[How to complete this task]:
For each line in the data that includes "yang", make a copy.
--------------------------------
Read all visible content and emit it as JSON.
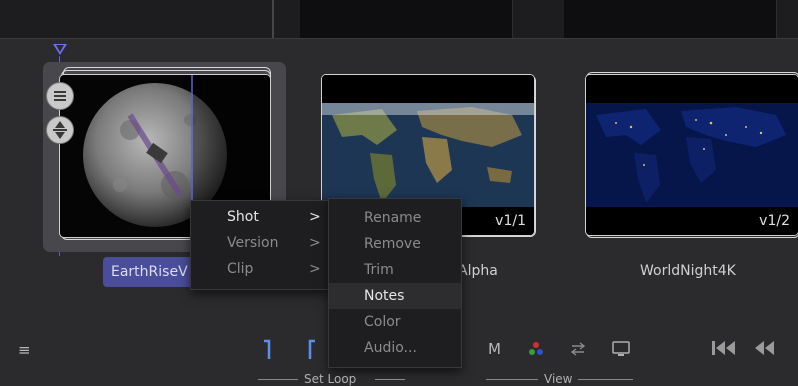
{
  "clips": [
    {
      "name": "EarthRiseV",
      "version": "",
      "selected": true
    },
    {
      "name": "Alpha",
      "version": "v1/1",
      "selected": false
    },
    {
      "name": "WorldNight4K",
      "version": "v1/2",
      "selected": false
    }
  ],
  "context_menu": {
    "items": [
      {
        "label": "Shot",
        "arrow": ">",
        "enabled": true
      },
      {
        "label": "Version",
        "arrow": ">",
        "enabled": false
      },
      {
        "label": "Clip",
        "arrow": ">",
        "enabled": false
      }
    ]
  },
  "submenu": {
    "items": [
      {
        "label": "Rename",
        "enabled": false
      },
      {
        "label": "Remove",
        "enabled": false
      },
      {
        "label": "Trim",
        "enabled": false
      },
      {
        "label": "Notes",
        "enabled": true,
        "highlighted": true
      },
      {
        "label": "Color",
        "enabled": false
      },
      {
        "label": "Audio...",
        "enabled": false
      }
    ]
  },
  "toolbar": {
    "menu_glyph": "≡",
    "monitor_label": "M",
    "set_loop_label": "Set Loop",
    "view_label": "View",
    "first_frame_glyph": "⏮",
    "rewind_glyph": "⏪"
  },
  "colors": {
    "accent": "#6b6ff0",
    "selected_label_bg": "#4a4e9a",
    "loop_marker": "#5a8ef0"
  }
}
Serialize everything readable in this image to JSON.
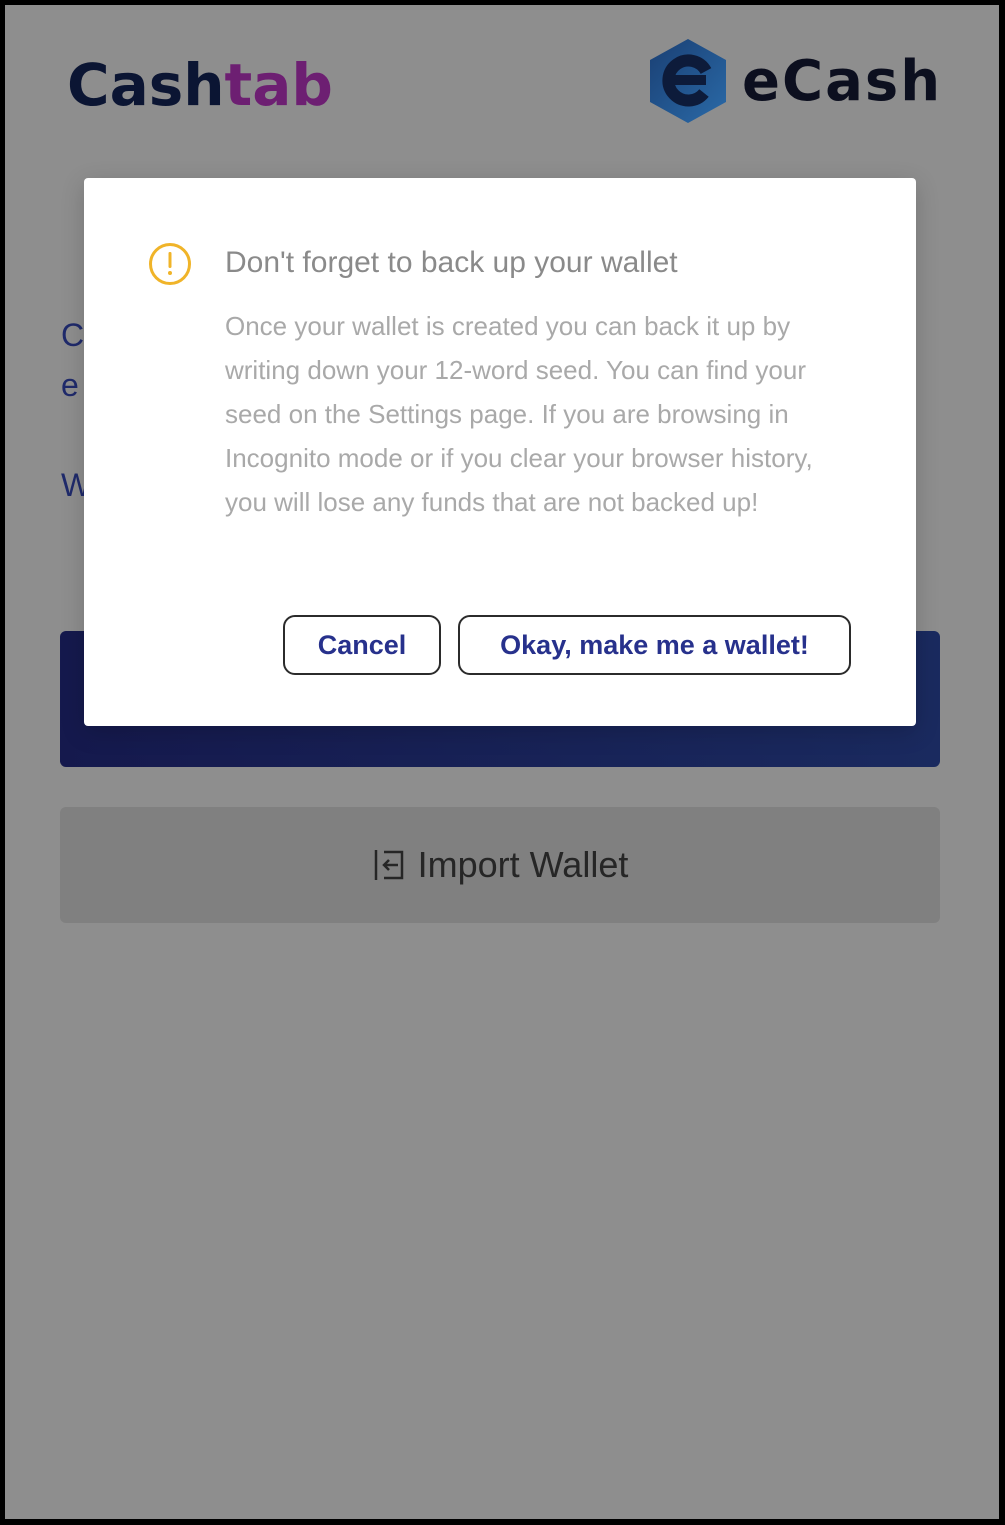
{
  "header": {
    "brand_part1": "Cash",
    "brand_part2": "tab",
    "ecash_label": "eCash",
    "colors": {
      "cash": "#0b1533",
      "tab": "#6d1f72"
    }
  },
  "background": {
    "line1_fragment": "C",
    "line2_fragment": "e",
    "line3_fragment": "W",
    "import_button_label": "Import Wallet"
  },
  "modal": {
    "icon": "exclamation-circle-icon",
    "title": "Don't forget to back up your wallet",
    "body": "Once your wallet is created you can back it up by writing down your 12-word seed. You can find your seed on the Settings page. If you are browsing in Incognito mode or if you clear your browser history, you will lose any funds that are not backed up!",
    "cancel_label": "Cancel",
    "confirm_label": "Okay, make me a wallet!"
  }
}
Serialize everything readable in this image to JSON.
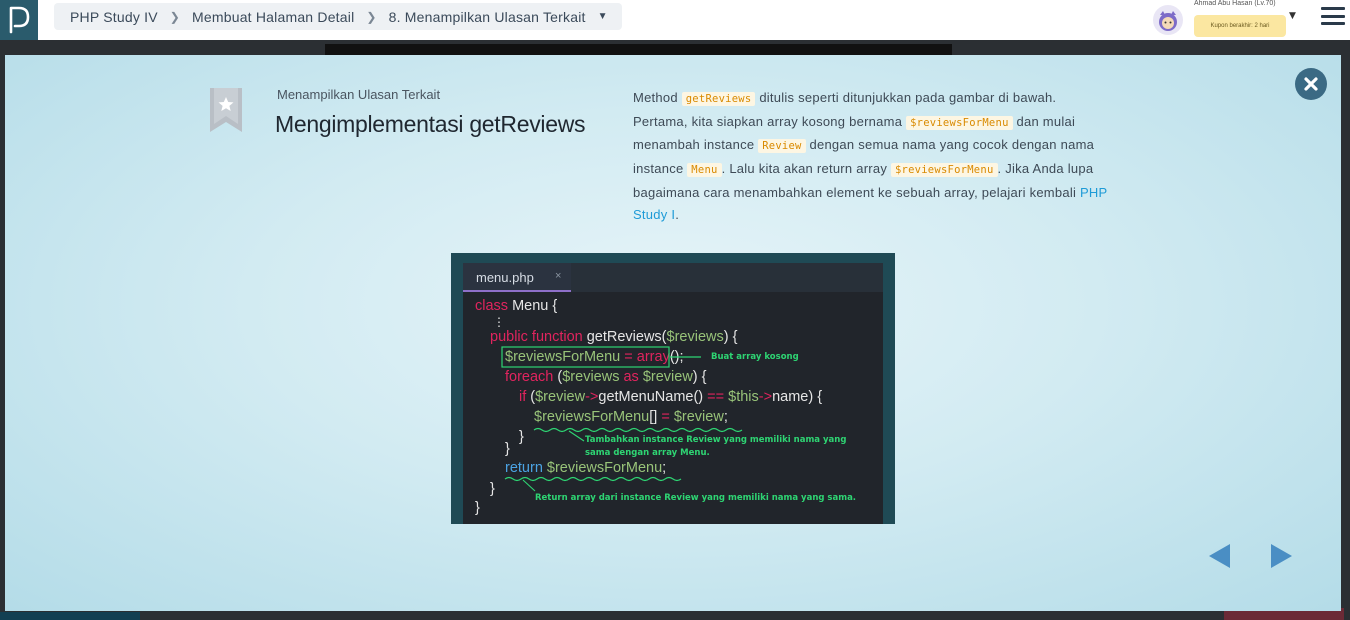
{
  "topbar": {
    "breadcrumb": [
      "PHP Study IV",
      "Membuat Halaman Detail",
      "8. Menampilkan Ulasan Terkait"
    ],
    "user_name": "Ahmad Abu Hasan (Lv.70)",
    "coupon_text": "Kupon berakhir: 2 hari"
  },
  "modal": {
    "subtitle": "Menampilkan Ulasan Terkait",
    "title": "Mengimplementasi getReviews",
    "description": {
      "t1": "Method ",
      "c1": "getReviews",
      "t2": " ditulis seperti ditunjukkan pada gambar di bawah. Pertama, kita siapkan array kosong bernama ",
      "c2": "$reviewsForMenu",
      "t3": " dan mulai menambah instance ",
      "c3": "Review",
      "t4": " dengan semua nama yang cocok dengan nama instance ",
      "c4": "Menu",
      "t5": ". Lalu kita akan return array ",
      "c5": "$reviewsForMenu",
      "t6": ". Jika Anda lupa bagaimana cara menambahkan element ke sebuah array, pelajari kembali ",
      "link": "PHP Study I",
      "t7": "."
    }
  },
  "code_image": {
    "tab_name": "menu.php",
    "tab_close": "×",
    "lines": {
      "l1a": "class",
      "l1b": " Menu {",
      "l2": "⋮",
      "l3a": "public function",
      "l3b": " getReviews(",
      "l3c": "$reviews",
      "l3d": ") {",
      "l4a": "$reviewsForMenu",
      "l4b": " = ",
      "l4c": "array",
      "l4d": "();",
      "l5a": "foreach",
      "l5b": " (",
      "l5c": "$reviews",
      "l5d": " as ",
      "l5e": "$review",
      "l5f": ") {",
      "l6a": "if",
      "l6b": " (",
      "l6c": "$review",
      "l6d": "->",
      "l6e": "getMenuName() ",
      "l6f": "==",
      "l6g": " $this",
      "l6h": "->",
      "l6i": "name) {",
      "l7a": "$reviewsForMenu",
      "l7b": "[] ",
      "l7c": "=",
      "l7d": " $review",
      "l7e": ";",
      "l8": "}",
      "l9": "}",
      "l10a": "return",
      "l10b": " $reviewsForMenu",
      "l10c": ";",
      "l11": "}",
      "l12": "}"
    },
    "annotations": {
      "a1": "Buat array kosong",
      "a2_1": "Tambahkan instance Review yang memiliki nama yang",
      "a2_2": "sama dengan array Menu.",
      "a3": "Return array dari instance Review yang memiliki nama yang sama."
    }
  },
  "colors": {
    "accent_link": "#1e9bd7",
    "code_highlight": "#d98a00",
    "annotation_green": "#2ed573"
  },
  "icons": {
    "logo": "progate-logo-icon",
    "close": "close-icon",
    "bookmark": "bookmark-star-icon",
    "prev": "arrow-left-icon",
    "next": "arrow-right-icon",
    "menu": "hamburger-menu-icon"
  }
}
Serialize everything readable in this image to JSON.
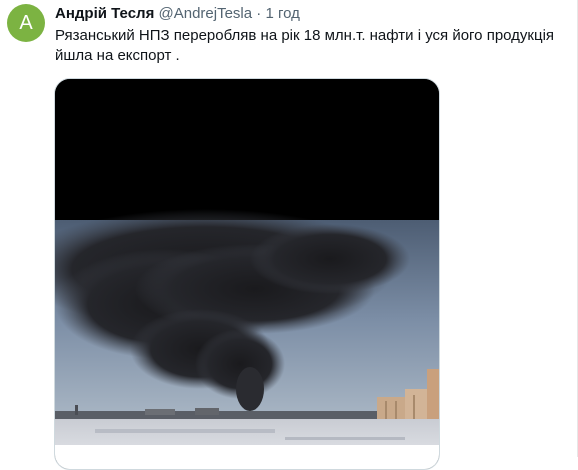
{
  "tweet": {
    "avatar_letter": "A",
    "author_name": "Андрій Тесля",
    "author_handle": "@AndrejTesla",
    "separator": "·",
    "time": "1 год",
    "text": "Рязанський НПЗ переробляв на рік 18 млн.т. нафти і уся його продукція йшла на експорт ."
  },
  "media": {
    "icon": "photo-smoke-over-refinery"
  },
  "colors": {
    "avatar_bg": "#7cb342",
    "text": "#0f1419",
    "muted": "#536471",
    "media_bg": "#000000"
  }
}
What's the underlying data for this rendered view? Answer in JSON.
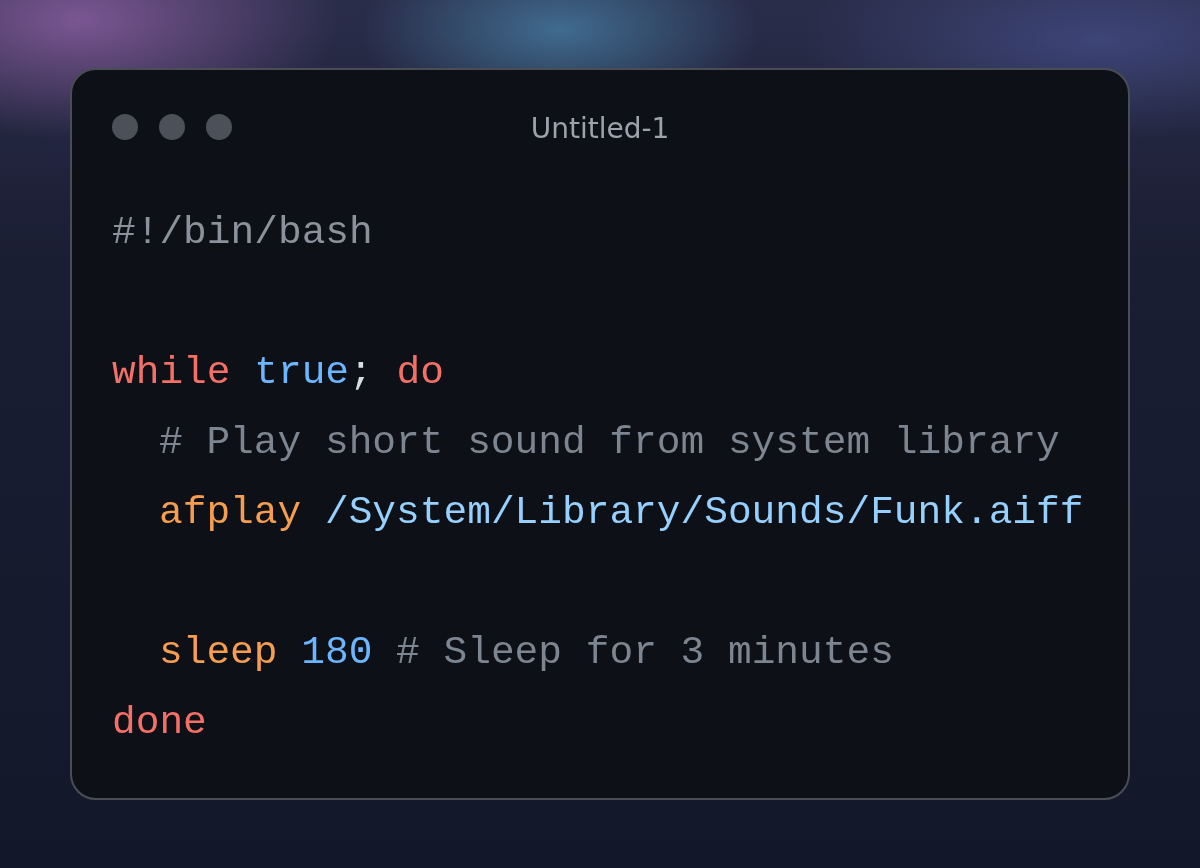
{
  "window": {
    "title": "Untitled-1"
  },
  "code": [
    {
      "kind": "code",
      "indent": false,
      "tokens": [
        {
          "kind": "shebang",
          "text": "#!/bin/bash"
        }
      ]
    },
    {
      "kind": "blank"
    },
    {
      "kind": "code",
      "indent": false,
      "tokens": [
        {
          "kind": "keyword",
          "text": "while"
        },
        {
          "kind": "builtin",
          "text": "true"
        },
        {
          "kind": "punct",
          "text": ";"
        },
        {
          "kind": "keyword",
          "text": "do"
        }
      ]
    },
    {
      "kind": "code",
      "indent": true,
      "tokens": [
        {
          "kind": "comment",
          "text": "# Play short sound from system library"
        }
      ]
    },
    {
      "kind": "code",
      "indent": true,
      "tokens": [
        {
          "kind": "command",
          "text": "afplay"
        },
        {
          "kind": "path",
          "text": "/System/Library/Sounds/Funk.aiff"
        }
      ]
    },
    {
      "kind": "blank"
    },
    {
      "kind": "code",
      "indent": true,
      "tokens": [
        {
          "kind": "command",
          "text": "sleep"
        },
        {
          "kind": "number",
          "text": "180"
        },
        {
          "kind": "comment",
          "text": "# Sleep for 3 minutes"
        }
      ]
    },
    {
      "kind": "code",
      "indent": false,
      "tokens": [
        {
          "kind": "keyword",
          "text": "done"
        }
      ]
    }
  ]
}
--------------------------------
[Task result]:
      "t4": " dengan semua nama yang cocok dengan nama instance ",
      "a2_1": "Tambahkan instance Review yang memiliki nama yang",
      "a3": "Return array dari instance Review yang memiliki nama yang sama."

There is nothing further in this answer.